Underneath the Piazza there is a local Museum where the history of the village is explored through exhibits displaying the tools and artifacts of yesteryear. With examples of the traditional accouterments of the local industries.
The back wall of the Piazza XX Septembre is actually the outside wall of the parish church of San Michele Arcangelo; close to the oratory of San Antonio under which is the fountain of Canui mentioned in the 1575 municipal statutes. The church of San Michele Arcangelo itself was built in the 15th century with its majestic local stone façade, displaying a statue of Saint Michael dispatching the devil, carved with painstaking care and great skill by Giorgio De Lancia in 1450. It boasts a rose window depicting the Agnus Dei, or Lamb of God, surrounded by stained glass panels representing the 12 apostles. It’s an early work by Giovanni Gaggini of Bissone, who went on to earn great fame for similar works in Genoa. A testimony to late medieval art its one of the last expressions of the Gothic style,[original research?] on the threshold of the Renaissance. The interior confirms this full stylistic evolution. It appears basilica shaped with three aisles separated by two rows of columns, the latest octagonal, as a result of the 16th century enlargement. Behind the altar is the grand polyptych created by the painter Giovanni Canavesio in January 1500, four meters high it includes 38 compartments beautifully framed with wood covered in gold these paintings attempt to capture the humble humanity of the story of Jesus, with a realistic expressionism previously unknown in medieval art demonstrating the upcoming Renaissance style. They show Canavesios taste for theatrical and dramatic situations. Canavesio himself was born probably around 1430 in Pinerolo His name appears in the archives of his home town in 1450. When he came to Pigna, Canavesio was already an established painter.
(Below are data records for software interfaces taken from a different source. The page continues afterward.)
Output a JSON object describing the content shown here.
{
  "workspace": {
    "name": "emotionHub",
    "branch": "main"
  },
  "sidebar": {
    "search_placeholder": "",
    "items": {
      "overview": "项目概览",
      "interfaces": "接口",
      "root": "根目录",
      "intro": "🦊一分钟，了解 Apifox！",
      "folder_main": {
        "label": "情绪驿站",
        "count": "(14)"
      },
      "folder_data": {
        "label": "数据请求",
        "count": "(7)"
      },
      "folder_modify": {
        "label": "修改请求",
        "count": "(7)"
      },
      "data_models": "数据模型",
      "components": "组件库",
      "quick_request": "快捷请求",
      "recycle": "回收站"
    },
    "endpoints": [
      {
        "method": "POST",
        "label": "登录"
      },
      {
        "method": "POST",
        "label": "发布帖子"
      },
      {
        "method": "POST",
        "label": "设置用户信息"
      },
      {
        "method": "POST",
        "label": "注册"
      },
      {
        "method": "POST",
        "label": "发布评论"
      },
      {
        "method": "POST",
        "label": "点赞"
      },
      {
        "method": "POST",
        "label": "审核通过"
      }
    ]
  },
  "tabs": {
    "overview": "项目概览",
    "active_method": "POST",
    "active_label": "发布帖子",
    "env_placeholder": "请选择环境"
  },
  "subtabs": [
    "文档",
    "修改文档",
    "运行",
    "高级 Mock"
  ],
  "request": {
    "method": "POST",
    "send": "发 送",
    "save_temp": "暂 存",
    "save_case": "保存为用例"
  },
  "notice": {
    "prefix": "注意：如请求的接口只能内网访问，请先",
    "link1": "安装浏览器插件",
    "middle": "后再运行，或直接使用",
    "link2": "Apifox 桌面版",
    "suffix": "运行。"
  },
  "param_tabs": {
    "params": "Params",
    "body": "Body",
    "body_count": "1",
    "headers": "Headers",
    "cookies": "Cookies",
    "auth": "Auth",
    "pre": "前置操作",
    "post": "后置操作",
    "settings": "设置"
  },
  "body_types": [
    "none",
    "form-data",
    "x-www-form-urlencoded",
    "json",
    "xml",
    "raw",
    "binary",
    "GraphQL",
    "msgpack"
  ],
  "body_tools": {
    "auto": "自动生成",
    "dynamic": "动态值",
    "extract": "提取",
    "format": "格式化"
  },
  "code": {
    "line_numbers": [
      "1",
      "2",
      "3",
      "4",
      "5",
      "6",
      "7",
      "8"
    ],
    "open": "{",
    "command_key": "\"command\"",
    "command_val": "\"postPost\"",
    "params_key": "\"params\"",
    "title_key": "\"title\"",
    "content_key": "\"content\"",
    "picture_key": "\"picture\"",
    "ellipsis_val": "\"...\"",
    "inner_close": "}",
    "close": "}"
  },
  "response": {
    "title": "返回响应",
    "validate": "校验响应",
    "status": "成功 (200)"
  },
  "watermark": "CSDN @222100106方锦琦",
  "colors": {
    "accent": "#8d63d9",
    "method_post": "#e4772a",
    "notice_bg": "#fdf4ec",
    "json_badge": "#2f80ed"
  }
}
Prior to the creation of the polyptych in 1482 Canavesio produced a series of frescos for the church of San Bernardo. They represented the Four Evangelists, of the Church, the cycle of the Passion of Christ and the Last Judgment.
The original church of San Bernardo was built between the end of the 13th century and the early 14th century on a cliff above the Nervia valley. During the 15th century, a period of wealth for the village of Pigna and its 3,000 inhabitants, it was enlarged to its present form.
This was a strategic point for the house of Savoy and the war with Genoa. The location of Pigna and particularly this church was extremely important as it was on the road between the coastal areas and the lower valleys of the Piedmont. Dried fish and salt from the coast, along with oil and wine were transported to the north, while cheese and milk products or corn were sent in the other direction. The church of San Bernardo became not only a place of devotion but also a place of safety for travellers and merchants during the night, when the gates of Pigna were closed.
Today, despite its tranquil appearance, Pigna is a vibrant community. A popular tourist location, the village is visited by people from all over the world. Quieter in the autumn and winter, in the spring and summer months the population swells as holiday makers flock to enjoy its varied attractions, like the numerous small mountain lakes dotted about the countryside or the many festivals held in the village throughout the summer where locals and visitors alike enjoy food and dancing late into the night. With a smattering of bars, restaurants and shops there’s plenty to do and see. Pigna continues to grow culturally and economically. Rich in history and surrounded by scenes of natural beauty, one can only hope that it continues to prosper while retaining its cultural heritage, as a monument to the past and beautiful place to be enjoyed for years to come.